## TASK GOAL
Would you retype each of the records exactly as shown?

-----

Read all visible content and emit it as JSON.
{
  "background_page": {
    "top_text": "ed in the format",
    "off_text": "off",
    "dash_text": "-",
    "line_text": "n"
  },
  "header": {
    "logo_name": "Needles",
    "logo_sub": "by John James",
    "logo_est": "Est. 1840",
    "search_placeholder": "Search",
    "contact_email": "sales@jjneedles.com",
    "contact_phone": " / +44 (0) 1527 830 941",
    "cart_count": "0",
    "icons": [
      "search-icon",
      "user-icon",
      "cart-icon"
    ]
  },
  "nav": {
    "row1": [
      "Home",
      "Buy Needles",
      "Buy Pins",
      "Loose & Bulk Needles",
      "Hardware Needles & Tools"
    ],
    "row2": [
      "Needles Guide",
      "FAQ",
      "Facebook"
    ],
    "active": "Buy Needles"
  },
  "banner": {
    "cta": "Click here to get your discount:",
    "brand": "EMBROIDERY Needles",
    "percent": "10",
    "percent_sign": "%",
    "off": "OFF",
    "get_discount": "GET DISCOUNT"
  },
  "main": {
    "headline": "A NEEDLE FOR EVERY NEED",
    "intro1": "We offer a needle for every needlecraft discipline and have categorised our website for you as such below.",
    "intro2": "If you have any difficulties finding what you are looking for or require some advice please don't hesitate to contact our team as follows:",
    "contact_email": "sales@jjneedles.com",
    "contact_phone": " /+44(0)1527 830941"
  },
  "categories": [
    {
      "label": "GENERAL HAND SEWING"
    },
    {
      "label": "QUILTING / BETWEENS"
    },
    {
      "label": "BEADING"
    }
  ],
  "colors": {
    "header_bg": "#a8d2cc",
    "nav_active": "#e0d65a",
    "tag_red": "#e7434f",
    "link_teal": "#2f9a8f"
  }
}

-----

## SOLVED PROBLEM
Read all visible content and emit it as JSON.
{
  "background_page": {
    "top_text": "ed in the format",
    "off_text": "off",
    "dash_text": "-",
    "line_text": "n"
  },
  "header": {
    "logo_name": "Needles",
    "logo_sub": "by John James",
    "logo_est": "Est. 1840",
    "search_placeholder": "Search",
    "contact_email": "sales@jjneedles.com",
    "contact_phone": " / +44 (0) 1527 830 941",
    "cart_count": "0",
    "icons": [
      "search-icon",
      "user-icon",
      "cart-icon"
    ]
  },
  "nav": {
    "row1": [
      "Home",
      "Buy Needles",
      "Buy Pins",
      "Loose & Bulk Needles",
      "Hardware Needles & Tools"
    ],
    "row2": [
      "Needles Guide",
      "FAQ",
      "Facebook"
    ],
    "active": "Buy Needles"
  },
  "banner": {
    "cta": "Click here to get your discount:",
    "brand": "EMBROIDERY Needles",
    "percent": "10",
    "percent_sign": "%",
    "off": "OFF",
    "get_discount": "GET DISCOUNT"
  },
  "main": {
    "headline": "A NEEDLE FOR EVERY NEED",
    "intro1": "We offer a needle for every needlecraft discipline and have categorised our website for you as such below.",
    "intro2": "If you have any difficulties finding what you are looking for or require some advice please don't hesitate to contact our team as follows:",
    "contact_email": "sales@jjneedles.com",
    "contact_phone": " /+44(0)1527 830941"
  },
  "categories": [
    {
      "label": "GENERAL HAND SEWING"
    },
    {
      "label": "QUILTING / BETWEENS"
    },
    {
      "label": "BEADING"
    }
  ],
  "colors": {
    "header_bg": "#a8d2cc",
    "nav_active": "#e0d65a",
    "tag_red": "#e7434f",
    "link_teal": "#2f9a8f"
  }
}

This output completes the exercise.